(Material for the task begins)

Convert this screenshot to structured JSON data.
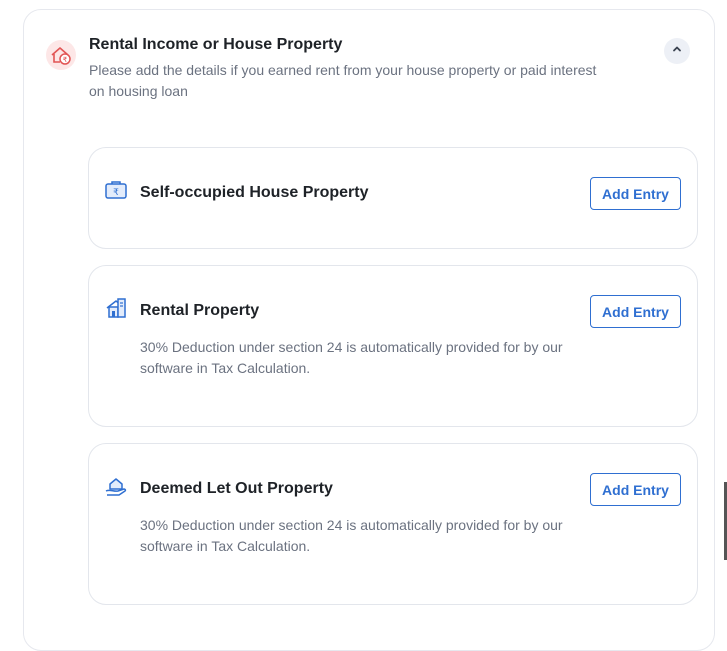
{
  "section": {
    "title": "Rental Income or House Property",
    "subtitle": "Please add the details if you earned rent from your house property or paid interest on housing loan",
    "icon": "house-rupee-icon",
    "collapse_icon": "chevron-up-icon"
  },
  "cards": [
    {
      "title": "Self-occupied House Property",
      "icon": "rupee-briefcase-icon",
      "button": "Add Entry"
    },
    {
      "title": "Rental Property",
      "icon": "building-icon",
      "description": "30% Deduction under section 24 is automatically provided for by our software in Tax Calculation.",
      "button": "Add Entry"
    },
    {
      "title": "Deemed Let Out Property",
      "icon": "hand-house-icon",
      "description": "30% Deduction under section 24 is automatically provided for by our software in Tax Calculation.",
      "button": "Add Entry"
    }
  ],
  "colors": {
    "accent": "#2f6fd1",
    "header_icon": "#e25555",
    "card_icon": "#2f6fd1"
  }
}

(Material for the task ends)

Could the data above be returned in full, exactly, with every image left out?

Convert this screenshot to structured JSON data.
{
  "section": {
    "title": "Rental Income or House Property",
    "subtitle": "Please add the details if you earned rent from your house property or paid interest on housing loan",
    "icon": "house-rupee-icon",
    "collapse_icon": "chevron-up-icon"
  },
  "cards": [
    {
      "title": "Self-occupied House Property",
      "icon": "rupee-briefcase-icon",
      "button": "Add Entry"
    },
    {
      "title": "Rental Property",
      "icon": "building-icon",
      "description": "30% Deduction under section 24 is automatically provided for by our software in Tax Calculation.",
      "button": "Add Entry"
    },
    {
      "title": "Deemed Let Out Property",
      "icon": "hand-house-icon",
      "description": "30% Deduction under section 24 is automatically provided for by our software in Tax Calculation.",
      "button": "Add Entry"
    }
  ],
  "colors": {
    "accent": "#2f6fd1",
    "header_icon": "#e25555",
    "card_icon": "#2f6fd1"
  }
}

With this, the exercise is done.